buddahboy
March 3rd, 2008, 10:58 PM
I am just a typical computer user who wanted something other than windows, but i can honestly say since i have completely installed ubuntu on my Dell 1705 i have had no problems whatsoever!! it's only been a few months and maybe i am just lucky, but i am switching my wifes, my dads, and my brothers computer over in the next few weeks. Yes, it is really that simple.

oomingmak
March 3rd, 2008, 11:05 PM
my point is, how can we make linux better than it is today? what can linux enthusiasts & the Ubuntu community do to make it more popular.

It rather depends on what you mean by "better". I wouldn't conflate popularity with improvement.

fourthofjuly
March 5th, 2008, 04:10 PM
It rather depends on what you mean by "better". I wouldn't conflate popularity with improvement.

a product certainly needs to be good enough to be popular... Ubuntu's popularity has risen only b'coz it has been improvised over the years...

however, there are areas where it certainly needs improvement & which I believe can make it more popular.. i have given 5 ideas above for you to add to...!!!

regards,

devang.

emshains
June 14th, 2008, 04:48 PM
Well, ubuntu is really simple, just because of deb packages and apt-get.

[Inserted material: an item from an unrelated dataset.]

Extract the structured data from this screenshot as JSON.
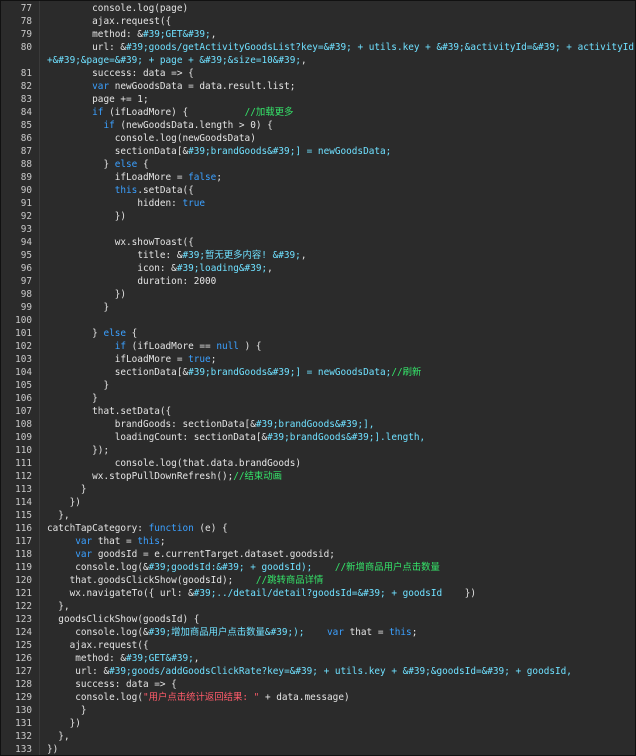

They are easy to install and I think its a lot easier than downloading an .exe file and installing it by hand. Though I hate when I cant accses my programs without sudo, so I usually end up compiling from the source. And in many ocasions I find that it works better or just works rather than does nothing when installed with dpkg or apt-get. Well its not hard to install something manually, but you have to have the "skill", and most ordinary winXP people dont have any. They want it to work by default, and then they get pissed. And then they blame the whole "linux" definition for this one program not working.

I think ubuntu is really simple for people who love to tinker or just love getting things to work, but for a regular winXP user it doesnt nececarly mean its hard, it just sort of happens some times.

dacorr
June 14th, 2008, 05:02 PM
i think people have issues with ubuntu and windows, but no program is perfect, this applies to windows also, how many people work for Microsoft Support?

As an error response i found linux is far better at trying to tell you what the problem is instead of just saying "does not work".

Also windows and linux operating systems are completely different by design so it is a bit like comparing a boat with a hovercraft.

The thing i like most about ubuntu is that it is adaptable for the circumstances the user places it in, it can be more than what it was when it came out of the box.

Ultimately Windows has its uses and it depends on the user and what they expect from the OS

Hope that made sense, it makes sense to me sort of

Dac

drascus
June 14th, 2008, 05:25 PM
I think it is doubtful because even if a user tried to install a windows system on their own from scratch they would most likely run into issue that they would need help fixing. from my experiance ubuntu is way more useful out of box with no mods then windows. the reason that windows seems so easy is because on preinstalled systems have everything up and running. but if you needed to reinstall you would quickly see how hard it would be to set up a windows box. So I expect things will get easier over time but with so many different types of hardware and perihparels I expect it will never be perfect.

keiichidono
June 14th, 2008, 07:45 PM
If hardware support increased greatly you would see a huge decline in support threads. I don't know about you guys but i had to install Java and Flash and Codecs myself in Windows by searching all over the web (when i was a Windows newbie) but with Ubuntu the stuff is in the repo's so it's much easier.